▶ **Assignment**: Search the material for "logo" and copy each line in which it is found.

▶ **Entries shown**:
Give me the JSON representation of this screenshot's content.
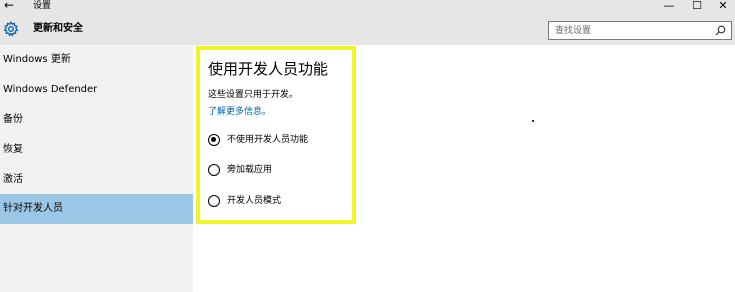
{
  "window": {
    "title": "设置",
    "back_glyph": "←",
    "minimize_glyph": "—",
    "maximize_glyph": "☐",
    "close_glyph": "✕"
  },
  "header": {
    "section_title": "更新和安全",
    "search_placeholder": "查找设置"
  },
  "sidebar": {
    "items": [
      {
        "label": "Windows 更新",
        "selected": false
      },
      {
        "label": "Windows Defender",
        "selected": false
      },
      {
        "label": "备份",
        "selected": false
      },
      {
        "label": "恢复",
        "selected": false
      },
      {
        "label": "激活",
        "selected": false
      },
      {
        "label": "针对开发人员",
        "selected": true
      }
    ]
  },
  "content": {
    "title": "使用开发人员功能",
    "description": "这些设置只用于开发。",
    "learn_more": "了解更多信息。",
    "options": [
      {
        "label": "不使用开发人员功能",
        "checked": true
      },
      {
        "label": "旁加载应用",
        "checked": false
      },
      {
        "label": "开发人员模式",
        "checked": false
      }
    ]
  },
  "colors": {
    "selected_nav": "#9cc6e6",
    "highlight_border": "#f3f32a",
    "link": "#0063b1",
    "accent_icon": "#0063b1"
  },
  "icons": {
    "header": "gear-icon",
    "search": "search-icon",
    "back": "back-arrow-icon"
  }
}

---

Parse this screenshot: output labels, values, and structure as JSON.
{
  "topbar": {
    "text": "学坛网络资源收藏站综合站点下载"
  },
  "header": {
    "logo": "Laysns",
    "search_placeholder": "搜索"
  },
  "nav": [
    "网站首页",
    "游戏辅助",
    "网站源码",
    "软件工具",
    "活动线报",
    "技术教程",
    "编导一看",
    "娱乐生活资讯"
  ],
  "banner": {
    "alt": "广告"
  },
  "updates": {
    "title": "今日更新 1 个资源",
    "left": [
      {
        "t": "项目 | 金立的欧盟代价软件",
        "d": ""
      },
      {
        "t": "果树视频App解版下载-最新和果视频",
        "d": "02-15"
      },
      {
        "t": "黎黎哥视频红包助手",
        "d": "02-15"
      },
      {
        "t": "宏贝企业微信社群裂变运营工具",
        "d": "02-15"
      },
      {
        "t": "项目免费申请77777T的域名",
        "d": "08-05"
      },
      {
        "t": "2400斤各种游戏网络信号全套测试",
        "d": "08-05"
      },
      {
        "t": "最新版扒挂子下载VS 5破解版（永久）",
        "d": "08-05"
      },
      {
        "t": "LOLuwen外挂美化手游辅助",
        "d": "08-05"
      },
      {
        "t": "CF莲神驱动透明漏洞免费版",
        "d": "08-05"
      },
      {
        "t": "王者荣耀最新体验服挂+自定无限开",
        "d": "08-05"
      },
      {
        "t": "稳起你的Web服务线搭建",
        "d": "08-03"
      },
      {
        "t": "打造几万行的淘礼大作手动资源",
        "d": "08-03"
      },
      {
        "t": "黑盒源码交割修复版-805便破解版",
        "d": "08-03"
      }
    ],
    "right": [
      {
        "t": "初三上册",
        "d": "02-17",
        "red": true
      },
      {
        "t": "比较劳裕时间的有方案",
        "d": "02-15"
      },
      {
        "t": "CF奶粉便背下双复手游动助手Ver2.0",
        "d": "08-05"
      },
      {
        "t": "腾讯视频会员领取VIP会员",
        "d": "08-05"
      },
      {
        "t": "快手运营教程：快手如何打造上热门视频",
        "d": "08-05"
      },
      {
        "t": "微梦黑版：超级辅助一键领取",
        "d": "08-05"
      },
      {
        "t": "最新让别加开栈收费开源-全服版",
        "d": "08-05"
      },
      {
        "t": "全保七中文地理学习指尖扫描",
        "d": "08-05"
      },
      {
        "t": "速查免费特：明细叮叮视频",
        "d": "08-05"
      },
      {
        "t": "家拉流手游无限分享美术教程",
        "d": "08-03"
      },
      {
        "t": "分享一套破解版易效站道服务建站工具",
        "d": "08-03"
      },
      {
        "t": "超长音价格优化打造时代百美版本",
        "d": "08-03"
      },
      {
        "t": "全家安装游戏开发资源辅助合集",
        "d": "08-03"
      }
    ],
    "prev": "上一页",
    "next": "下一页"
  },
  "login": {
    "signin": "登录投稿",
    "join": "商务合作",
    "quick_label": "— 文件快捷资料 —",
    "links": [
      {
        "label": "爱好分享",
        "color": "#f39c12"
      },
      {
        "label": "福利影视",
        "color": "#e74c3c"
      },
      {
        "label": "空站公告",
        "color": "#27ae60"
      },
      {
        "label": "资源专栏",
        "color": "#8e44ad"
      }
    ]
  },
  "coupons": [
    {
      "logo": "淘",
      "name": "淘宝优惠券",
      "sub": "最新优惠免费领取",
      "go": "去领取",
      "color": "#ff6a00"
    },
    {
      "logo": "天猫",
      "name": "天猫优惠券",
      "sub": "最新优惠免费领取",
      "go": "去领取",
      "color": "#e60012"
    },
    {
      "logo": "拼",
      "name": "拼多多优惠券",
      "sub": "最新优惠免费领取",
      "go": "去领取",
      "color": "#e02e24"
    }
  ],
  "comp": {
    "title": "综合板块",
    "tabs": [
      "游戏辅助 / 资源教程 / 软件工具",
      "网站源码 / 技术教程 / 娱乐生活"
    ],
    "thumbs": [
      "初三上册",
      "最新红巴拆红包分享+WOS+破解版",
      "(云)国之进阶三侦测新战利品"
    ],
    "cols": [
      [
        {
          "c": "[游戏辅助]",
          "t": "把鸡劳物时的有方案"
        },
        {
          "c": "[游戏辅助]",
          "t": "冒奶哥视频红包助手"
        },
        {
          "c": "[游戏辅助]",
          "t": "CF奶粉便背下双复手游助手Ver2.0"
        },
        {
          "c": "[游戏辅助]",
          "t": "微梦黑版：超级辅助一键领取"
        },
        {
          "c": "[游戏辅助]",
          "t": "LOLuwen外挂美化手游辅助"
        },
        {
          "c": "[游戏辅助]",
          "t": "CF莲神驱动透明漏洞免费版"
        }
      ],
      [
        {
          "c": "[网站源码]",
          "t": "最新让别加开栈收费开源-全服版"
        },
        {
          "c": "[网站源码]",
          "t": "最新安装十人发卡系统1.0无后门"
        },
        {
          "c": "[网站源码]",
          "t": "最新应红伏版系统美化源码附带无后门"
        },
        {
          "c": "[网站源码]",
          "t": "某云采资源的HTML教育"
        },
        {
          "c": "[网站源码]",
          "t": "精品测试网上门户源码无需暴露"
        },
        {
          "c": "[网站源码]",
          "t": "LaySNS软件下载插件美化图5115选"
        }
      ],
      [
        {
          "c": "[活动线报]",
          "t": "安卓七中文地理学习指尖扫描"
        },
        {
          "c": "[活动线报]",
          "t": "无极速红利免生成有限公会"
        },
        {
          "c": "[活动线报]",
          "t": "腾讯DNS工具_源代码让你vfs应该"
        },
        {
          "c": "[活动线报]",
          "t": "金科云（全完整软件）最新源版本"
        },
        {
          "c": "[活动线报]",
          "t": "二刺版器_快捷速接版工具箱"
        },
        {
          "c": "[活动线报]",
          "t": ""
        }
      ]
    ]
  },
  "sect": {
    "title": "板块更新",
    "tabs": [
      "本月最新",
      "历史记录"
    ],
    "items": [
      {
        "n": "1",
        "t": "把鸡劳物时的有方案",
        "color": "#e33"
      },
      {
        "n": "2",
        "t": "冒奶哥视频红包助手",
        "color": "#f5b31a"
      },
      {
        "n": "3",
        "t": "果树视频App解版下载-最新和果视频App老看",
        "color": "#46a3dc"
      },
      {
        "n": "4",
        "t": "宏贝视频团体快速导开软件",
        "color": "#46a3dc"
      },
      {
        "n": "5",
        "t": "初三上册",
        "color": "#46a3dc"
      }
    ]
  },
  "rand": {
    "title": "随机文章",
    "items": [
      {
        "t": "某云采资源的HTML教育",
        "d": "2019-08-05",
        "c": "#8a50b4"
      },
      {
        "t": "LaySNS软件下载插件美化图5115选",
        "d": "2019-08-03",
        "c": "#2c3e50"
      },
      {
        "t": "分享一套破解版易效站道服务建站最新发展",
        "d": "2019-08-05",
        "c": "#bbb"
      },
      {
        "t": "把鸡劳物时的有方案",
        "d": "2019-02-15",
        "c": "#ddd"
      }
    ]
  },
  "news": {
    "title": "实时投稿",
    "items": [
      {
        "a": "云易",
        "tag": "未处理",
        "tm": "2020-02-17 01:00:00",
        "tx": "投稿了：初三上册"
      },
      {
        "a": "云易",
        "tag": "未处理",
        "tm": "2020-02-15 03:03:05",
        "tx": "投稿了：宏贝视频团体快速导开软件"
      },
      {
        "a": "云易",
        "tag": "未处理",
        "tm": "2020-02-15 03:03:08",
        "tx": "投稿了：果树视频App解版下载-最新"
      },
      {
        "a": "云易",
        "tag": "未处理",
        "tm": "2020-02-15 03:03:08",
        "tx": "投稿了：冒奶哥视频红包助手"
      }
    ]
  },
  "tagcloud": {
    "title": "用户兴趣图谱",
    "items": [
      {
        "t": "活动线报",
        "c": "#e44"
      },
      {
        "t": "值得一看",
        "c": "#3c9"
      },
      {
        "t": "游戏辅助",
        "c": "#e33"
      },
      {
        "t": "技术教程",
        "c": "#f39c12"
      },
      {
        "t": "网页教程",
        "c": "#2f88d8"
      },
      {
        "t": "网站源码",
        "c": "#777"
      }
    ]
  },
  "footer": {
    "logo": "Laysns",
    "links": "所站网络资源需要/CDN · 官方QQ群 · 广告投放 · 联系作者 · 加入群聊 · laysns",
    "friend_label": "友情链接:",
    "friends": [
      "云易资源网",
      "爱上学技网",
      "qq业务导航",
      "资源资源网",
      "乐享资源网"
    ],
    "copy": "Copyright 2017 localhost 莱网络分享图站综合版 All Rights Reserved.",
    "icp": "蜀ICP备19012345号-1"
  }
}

▶ **Your solution**:
    "logo": "Laysns",
      "logo": "淘",
      "logo": "天猫",
      "logo": "拼",
    "logo": "Laysns",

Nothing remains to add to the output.